But after everything, after the formation of New Earth, after we had landed the Titan safely on the planet, after the drifters began to return – Preed still found a way to linger on: his corpse, not disposed, sprawled on the main deck on the ship.

There were just two of us left – Gune and I – since Akima and Cale had ventured out to see to the drifters and to be the first heroes humans would see on the new planet. We docked the ship, and returned to the Titan so that Gune to take a look at all the equipment he had longed to see. And there, on the main deck, conveniently forgotten by Cale and Akima in the rush of their cinematic victory, lay Preed's corpse. His neck plunging out beyond his shoulder blades, his eyes white and leaking.

Gune looked at it. Then at me:

"Is that –"


"So he's –"


"And we –"

"Unfortunately we have to."

We told Cale and Akima later, of course, but for the sake of the moment, Gune and I fetched his twisted corpse in a trash bag back to the Valkyrie. On the pretense of guiding drifter ships to New Earth, we let loose the black sack into space. I recall it drifting away. But at the time, really, neither Gune or I had enough patience to bother.




NOTES: This is a random update! Felt that the story is getting too long but didn't have a chapter on Preed. So here it is!

I think prolonging this story for so long is doing 2 good things: it's helping me to appreciate Titan A.E more, & it's benefitting my change in style.
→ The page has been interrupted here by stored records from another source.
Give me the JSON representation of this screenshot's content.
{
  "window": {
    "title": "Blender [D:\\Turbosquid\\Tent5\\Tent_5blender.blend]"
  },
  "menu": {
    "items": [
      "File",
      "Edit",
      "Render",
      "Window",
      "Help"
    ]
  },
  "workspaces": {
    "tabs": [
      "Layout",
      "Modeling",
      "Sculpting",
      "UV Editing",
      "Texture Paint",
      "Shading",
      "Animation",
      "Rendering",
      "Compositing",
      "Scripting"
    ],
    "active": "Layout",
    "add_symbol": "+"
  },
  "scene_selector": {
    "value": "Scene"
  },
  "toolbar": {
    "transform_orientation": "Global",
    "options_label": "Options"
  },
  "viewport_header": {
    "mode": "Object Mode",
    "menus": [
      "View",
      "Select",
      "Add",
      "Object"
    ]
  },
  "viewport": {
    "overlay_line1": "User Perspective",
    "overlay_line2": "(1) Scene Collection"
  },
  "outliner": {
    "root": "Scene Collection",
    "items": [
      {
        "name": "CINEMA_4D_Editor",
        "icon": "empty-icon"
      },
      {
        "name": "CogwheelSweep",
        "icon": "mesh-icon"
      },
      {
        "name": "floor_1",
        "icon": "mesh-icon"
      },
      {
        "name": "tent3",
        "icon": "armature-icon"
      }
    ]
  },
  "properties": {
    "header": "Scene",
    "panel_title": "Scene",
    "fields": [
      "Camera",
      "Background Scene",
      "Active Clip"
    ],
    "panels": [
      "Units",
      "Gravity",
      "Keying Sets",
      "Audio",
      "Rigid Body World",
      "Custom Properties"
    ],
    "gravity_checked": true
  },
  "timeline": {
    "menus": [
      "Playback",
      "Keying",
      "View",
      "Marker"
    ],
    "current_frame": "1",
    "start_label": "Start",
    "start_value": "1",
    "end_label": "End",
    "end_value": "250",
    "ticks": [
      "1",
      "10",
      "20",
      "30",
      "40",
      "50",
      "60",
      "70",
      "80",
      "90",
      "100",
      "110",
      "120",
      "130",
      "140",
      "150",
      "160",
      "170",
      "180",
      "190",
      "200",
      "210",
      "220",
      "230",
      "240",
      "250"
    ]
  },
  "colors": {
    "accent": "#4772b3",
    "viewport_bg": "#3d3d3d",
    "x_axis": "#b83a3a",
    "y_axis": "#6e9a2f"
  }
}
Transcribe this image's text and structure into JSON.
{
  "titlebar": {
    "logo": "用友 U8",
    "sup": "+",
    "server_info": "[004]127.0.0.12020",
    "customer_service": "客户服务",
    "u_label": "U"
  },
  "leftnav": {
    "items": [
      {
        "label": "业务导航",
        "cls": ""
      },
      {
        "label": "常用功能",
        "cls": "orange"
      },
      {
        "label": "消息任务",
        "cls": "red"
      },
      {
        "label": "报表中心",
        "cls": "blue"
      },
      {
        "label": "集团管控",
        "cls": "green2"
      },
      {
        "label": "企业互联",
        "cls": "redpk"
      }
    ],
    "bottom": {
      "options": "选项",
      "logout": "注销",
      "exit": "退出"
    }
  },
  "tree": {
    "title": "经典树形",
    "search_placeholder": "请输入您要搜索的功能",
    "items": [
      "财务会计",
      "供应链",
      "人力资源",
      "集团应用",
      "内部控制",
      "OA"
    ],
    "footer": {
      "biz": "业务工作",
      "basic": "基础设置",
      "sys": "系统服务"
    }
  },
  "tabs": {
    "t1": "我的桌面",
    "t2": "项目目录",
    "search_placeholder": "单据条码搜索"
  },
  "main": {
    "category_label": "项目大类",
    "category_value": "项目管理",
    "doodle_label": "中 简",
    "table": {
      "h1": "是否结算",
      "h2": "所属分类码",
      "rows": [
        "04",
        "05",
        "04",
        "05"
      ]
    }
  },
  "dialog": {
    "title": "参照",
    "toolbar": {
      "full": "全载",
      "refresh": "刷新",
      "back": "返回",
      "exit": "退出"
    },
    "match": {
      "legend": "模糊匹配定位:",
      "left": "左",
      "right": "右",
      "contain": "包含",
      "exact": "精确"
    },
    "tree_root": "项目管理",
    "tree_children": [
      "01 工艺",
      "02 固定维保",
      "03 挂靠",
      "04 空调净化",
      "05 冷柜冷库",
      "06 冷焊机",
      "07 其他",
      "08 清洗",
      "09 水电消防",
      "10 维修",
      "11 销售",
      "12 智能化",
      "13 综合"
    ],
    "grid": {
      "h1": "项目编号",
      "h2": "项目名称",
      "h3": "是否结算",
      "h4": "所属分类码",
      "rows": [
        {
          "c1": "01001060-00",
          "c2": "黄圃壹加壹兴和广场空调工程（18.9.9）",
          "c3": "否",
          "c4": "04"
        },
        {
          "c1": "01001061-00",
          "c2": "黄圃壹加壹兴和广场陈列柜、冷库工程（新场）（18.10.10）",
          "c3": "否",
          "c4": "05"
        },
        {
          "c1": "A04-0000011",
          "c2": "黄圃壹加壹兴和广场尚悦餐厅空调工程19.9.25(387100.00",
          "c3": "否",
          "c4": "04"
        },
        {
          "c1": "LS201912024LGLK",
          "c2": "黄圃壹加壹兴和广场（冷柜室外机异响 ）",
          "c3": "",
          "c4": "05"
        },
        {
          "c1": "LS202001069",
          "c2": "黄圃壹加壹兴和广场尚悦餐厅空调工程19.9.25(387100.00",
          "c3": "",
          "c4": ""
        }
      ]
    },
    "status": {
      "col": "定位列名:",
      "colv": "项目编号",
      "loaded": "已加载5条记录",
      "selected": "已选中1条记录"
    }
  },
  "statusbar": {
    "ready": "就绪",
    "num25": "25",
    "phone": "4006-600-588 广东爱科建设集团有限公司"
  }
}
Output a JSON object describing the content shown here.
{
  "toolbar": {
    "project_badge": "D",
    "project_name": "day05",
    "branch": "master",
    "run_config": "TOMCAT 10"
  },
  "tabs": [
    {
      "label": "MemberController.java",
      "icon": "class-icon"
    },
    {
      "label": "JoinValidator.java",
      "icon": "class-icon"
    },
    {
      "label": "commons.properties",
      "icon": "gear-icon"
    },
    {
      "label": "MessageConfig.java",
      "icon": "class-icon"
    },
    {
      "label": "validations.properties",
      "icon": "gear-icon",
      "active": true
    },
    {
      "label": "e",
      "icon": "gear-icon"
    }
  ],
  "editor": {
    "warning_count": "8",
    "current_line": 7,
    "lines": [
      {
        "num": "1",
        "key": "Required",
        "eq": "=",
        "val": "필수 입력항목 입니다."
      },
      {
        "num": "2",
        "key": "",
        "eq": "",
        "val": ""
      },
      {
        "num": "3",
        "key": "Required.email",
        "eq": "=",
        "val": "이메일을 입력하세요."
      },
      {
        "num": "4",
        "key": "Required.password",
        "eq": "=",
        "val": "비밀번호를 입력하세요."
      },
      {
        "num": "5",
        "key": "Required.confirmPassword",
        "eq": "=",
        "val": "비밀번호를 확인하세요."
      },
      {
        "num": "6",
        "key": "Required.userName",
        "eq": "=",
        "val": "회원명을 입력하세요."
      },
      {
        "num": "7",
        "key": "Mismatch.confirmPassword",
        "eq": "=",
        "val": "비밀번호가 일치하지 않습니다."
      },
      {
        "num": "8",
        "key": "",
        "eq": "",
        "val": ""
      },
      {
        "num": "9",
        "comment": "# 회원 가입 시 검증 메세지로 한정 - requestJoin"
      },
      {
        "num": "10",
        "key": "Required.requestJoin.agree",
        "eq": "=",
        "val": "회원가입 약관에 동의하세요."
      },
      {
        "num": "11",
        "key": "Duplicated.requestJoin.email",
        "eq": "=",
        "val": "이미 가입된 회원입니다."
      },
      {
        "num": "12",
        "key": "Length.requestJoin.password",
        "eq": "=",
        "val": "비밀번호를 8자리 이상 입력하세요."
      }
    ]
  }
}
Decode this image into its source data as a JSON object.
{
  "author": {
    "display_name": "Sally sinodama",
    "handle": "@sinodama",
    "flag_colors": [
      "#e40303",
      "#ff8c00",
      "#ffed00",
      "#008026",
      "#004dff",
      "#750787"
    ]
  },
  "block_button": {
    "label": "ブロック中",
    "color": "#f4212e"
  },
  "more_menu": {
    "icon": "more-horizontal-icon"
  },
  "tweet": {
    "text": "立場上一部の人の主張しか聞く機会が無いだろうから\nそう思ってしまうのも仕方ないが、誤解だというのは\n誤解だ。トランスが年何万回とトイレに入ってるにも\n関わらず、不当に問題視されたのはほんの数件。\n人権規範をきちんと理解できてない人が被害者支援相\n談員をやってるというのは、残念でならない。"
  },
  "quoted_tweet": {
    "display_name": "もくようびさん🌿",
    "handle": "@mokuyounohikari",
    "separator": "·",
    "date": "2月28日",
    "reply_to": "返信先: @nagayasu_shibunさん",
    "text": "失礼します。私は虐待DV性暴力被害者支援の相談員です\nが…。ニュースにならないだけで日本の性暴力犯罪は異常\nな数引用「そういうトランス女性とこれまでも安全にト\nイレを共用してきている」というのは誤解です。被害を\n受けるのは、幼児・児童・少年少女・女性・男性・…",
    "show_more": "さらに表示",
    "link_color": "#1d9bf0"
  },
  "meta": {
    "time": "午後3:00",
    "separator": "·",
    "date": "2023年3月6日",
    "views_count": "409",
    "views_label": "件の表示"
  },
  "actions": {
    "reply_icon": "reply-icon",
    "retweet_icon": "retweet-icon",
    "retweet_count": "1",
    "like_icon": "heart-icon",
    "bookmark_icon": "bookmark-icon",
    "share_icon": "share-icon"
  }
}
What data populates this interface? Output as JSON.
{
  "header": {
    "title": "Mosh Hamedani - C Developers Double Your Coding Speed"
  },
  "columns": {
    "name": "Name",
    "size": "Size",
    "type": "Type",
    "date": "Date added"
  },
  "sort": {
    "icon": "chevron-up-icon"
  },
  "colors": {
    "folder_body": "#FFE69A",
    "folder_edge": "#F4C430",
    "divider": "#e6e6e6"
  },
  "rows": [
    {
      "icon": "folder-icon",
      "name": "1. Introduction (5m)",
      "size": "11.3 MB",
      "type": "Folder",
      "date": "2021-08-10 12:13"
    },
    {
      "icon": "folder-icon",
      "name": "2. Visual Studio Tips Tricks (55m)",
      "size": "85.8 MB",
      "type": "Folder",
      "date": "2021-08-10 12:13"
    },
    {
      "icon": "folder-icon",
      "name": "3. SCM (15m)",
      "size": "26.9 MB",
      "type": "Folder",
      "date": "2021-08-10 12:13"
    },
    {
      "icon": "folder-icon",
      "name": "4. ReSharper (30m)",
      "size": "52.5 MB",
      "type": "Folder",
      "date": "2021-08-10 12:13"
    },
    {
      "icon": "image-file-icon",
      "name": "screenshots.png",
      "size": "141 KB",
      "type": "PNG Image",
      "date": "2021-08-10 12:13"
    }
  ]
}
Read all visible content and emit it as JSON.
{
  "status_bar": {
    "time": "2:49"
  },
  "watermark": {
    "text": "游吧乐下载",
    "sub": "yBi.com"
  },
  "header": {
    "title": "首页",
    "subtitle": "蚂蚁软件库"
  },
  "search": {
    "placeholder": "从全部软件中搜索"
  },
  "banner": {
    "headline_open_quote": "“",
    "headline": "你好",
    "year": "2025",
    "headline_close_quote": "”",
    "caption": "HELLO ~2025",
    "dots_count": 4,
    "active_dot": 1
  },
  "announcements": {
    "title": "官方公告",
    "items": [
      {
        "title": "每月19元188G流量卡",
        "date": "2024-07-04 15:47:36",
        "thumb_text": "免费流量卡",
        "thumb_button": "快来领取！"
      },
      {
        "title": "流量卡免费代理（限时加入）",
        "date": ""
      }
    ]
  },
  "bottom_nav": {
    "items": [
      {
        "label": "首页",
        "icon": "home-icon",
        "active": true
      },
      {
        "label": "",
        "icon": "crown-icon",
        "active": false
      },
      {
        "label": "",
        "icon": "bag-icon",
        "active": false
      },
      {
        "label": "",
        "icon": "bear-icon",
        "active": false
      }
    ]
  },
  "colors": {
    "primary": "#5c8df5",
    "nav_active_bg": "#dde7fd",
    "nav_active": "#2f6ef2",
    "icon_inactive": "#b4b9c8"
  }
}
I don't know when the next update will be. But I promise this will end soon: I have 3 chapters planned, maximum. One will be for Gune.

Thanks for reading :)